The chassis had been powder coated when first supplied 10 years ago, so was in need of some attention. Right, complete strip down and off to the nearest sandblaster. I was told he wasn’t the cheapest, but who wants to drag a chassis across country to save £50? Not me!
A couple of days later I started to paint the bare steel. I used a zinc phosphate etch primer, a coat of ordinary undercoat and then two coats of gloss; one red and then black. The reasoning being that was if I could see red, I would know it hadn’t had two coats.
While I had a bare chassis I thought it would be a good idea to rust proof the cavities, so set about drilling holes to inject the wax. I know this be a bit of overkill as the chassis is made of much thicker steel than production cars and probably wouldn’t need any attention for many years, but if I do it now I shouldn’t have any problems in the future. One point I would like to make is to make sure you’ve got at least two holes in any box section, as the pressure will build up inside and spray wax back out through the hole if you’ve only the one. (I know this from experience as it happened to me on one of the tubes and I got a face full of wax!

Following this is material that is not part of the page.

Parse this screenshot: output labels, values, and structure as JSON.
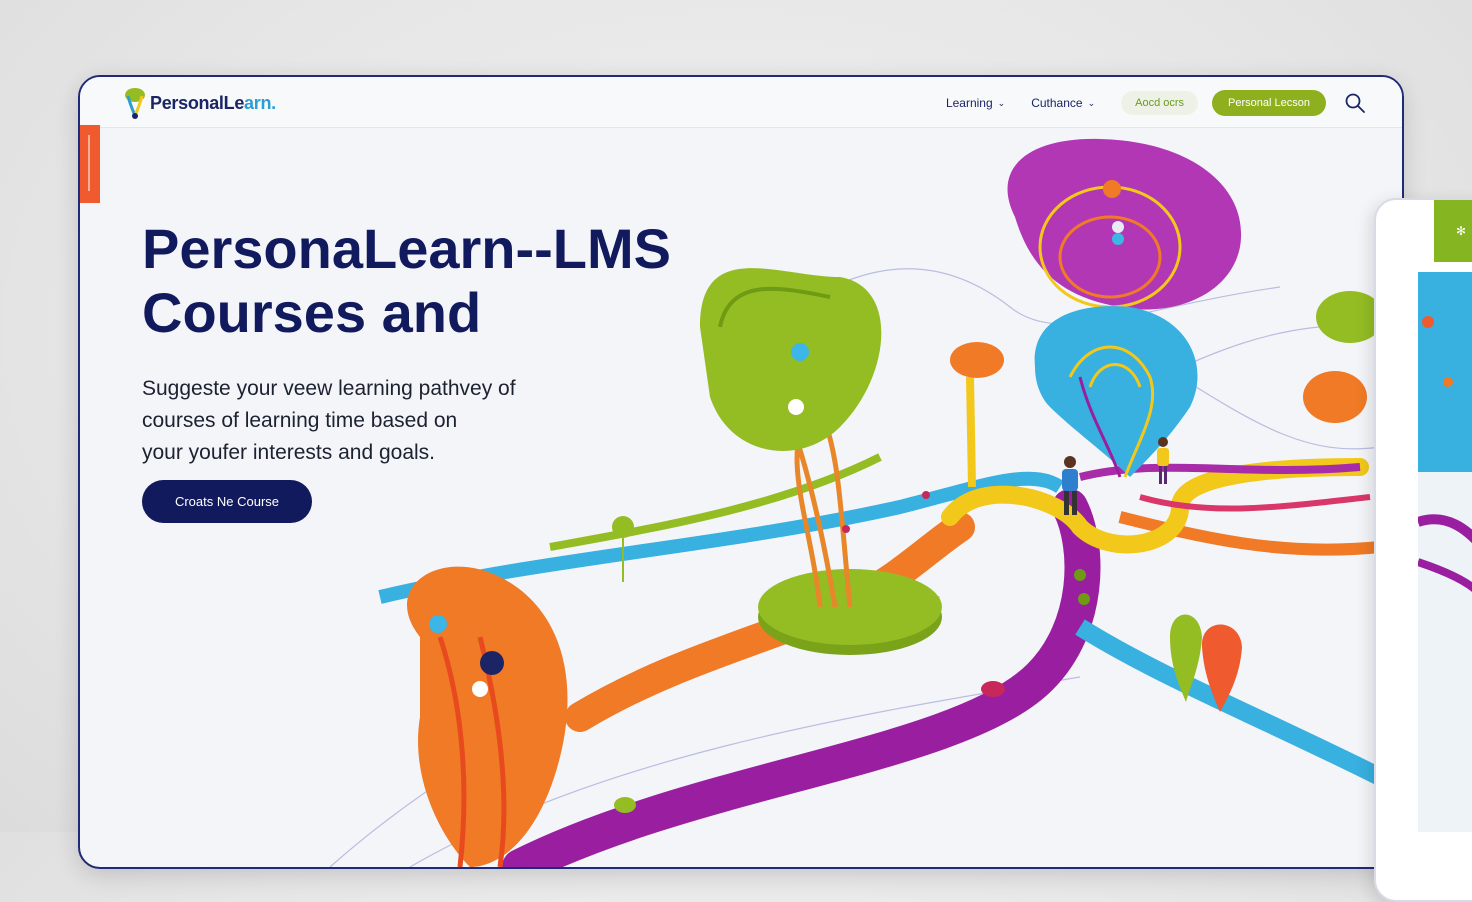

Looking on the bright side, I won’t need any glasses for some time as they’re well rust proofed now!)